What is required:
Using the data below, count the lines that carry the string "number" and write only the count.

Source material:

● ● ●

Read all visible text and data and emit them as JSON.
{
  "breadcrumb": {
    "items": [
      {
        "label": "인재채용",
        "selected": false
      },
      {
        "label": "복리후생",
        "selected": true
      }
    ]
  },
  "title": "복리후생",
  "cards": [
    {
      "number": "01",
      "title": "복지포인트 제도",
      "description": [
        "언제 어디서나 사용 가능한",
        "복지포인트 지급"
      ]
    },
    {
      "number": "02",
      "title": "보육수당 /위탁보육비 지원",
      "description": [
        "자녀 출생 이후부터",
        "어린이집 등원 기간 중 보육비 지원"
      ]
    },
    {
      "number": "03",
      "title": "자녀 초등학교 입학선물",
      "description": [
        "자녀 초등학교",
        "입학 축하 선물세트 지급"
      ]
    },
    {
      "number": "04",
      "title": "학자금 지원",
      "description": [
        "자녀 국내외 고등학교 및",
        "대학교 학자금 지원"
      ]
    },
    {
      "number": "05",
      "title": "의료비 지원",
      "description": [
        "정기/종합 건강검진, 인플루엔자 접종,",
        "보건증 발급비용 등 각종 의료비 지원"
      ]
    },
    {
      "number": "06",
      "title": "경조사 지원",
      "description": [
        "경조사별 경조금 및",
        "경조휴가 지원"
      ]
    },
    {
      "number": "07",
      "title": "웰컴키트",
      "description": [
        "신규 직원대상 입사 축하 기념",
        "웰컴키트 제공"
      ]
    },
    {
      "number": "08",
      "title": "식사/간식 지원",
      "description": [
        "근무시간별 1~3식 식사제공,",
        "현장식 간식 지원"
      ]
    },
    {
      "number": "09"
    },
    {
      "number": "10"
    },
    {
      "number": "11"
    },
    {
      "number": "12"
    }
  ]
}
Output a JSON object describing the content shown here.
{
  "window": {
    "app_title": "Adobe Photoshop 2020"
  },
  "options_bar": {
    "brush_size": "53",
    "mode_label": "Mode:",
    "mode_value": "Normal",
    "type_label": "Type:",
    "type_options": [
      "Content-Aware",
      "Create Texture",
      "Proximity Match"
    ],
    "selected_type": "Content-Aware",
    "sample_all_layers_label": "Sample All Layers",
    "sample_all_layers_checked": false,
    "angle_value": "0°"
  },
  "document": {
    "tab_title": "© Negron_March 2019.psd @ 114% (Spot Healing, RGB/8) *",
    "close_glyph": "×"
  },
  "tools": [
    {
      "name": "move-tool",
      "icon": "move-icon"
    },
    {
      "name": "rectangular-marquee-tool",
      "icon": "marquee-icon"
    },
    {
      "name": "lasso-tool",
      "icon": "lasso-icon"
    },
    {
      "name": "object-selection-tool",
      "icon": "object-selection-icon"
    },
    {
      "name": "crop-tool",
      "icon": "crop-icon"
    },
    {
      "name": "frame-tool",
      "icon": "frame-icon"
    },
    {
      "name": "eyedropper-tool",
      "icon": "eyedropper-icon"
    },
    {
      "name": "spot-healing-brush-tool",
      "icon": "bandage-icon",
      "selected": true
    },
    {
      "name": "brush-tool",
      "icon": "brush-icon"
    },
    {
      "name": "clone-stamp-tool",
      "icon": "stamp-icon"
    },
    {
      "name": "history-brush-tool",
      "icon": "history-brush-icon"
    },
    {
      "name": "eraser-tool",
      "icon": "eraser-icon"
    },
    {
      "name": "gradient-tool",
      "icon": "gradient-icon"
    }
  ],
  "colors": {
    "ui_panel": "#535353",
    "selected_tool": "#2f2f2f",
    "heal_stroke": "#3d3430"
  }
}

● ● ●

Answer section:
12